- [Available data]

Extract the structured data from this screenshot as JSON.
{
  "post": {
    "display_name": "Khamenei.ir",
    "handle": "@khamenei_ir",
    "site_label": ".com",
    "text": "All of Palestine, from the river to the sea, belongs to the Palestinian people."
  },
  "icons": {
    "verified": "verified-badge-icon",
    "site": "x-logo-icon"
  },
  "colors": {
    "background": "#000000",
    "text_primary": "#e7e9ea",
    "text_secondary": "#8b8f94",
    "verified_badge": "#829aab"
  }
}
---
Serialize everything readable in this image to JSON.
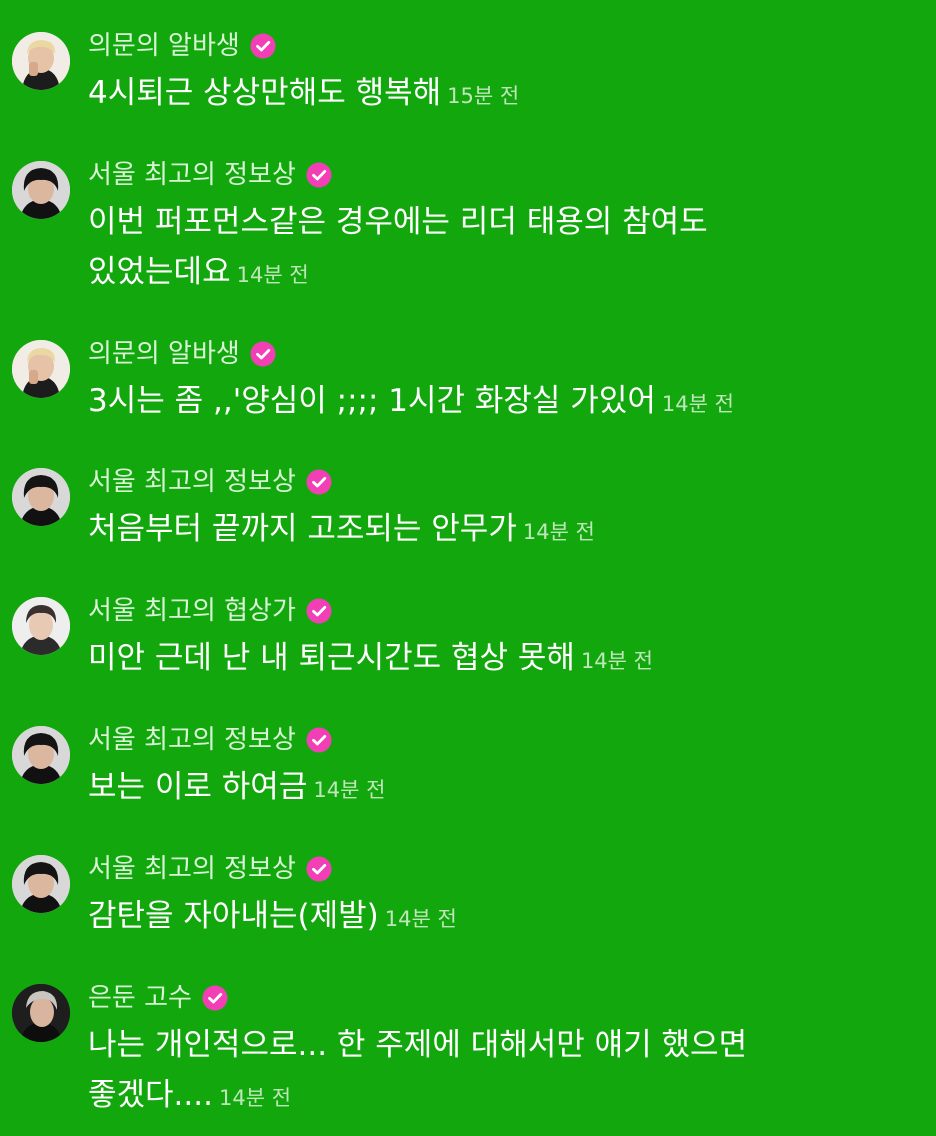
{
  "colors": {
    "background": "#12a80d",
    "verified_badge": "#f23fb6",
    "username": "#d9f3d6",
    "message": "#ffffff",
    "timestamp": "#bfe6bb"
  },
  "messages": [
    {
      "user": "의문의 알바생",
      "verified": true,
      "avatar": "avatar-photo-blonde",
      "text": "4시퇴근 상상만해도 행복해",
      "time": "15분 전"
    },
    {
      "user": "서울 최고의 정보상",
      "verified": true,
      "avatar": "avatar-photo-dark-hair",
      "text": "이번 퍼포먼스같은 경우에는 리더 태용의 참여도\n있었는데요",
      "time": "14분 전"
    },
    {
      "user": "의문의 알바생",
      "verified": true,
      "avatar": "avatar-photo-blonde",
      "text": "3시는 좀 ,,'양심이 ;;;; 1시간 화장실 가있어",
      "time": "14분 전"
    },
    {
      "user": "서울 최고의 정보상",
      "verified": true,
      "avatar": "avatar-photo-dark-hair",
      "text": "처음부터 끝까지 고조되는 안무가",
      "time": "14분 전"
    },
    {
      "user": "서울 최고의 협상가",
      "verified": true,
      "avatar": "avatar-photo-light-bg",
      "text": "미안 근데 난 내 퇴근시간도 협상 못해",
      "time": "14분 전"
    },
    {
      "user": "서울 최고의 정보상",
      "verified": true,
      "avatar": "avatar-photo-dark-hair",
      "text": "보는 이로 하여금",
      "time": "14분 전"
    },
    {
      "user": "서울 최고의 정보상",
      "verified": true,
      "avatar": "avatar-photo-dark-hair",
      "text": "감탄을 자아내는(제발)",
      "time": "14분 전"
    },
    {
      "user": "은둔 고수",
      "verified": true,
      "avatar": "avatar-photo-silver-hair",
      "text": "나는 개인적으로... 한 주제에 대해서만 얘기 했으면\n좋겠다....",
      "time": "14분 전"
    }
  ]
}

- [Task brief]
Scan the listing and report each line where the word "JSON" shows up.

- [Output of the task]
Extract the structured data from this screenshot as JSON.
Serialize everything readable in this image to JSON.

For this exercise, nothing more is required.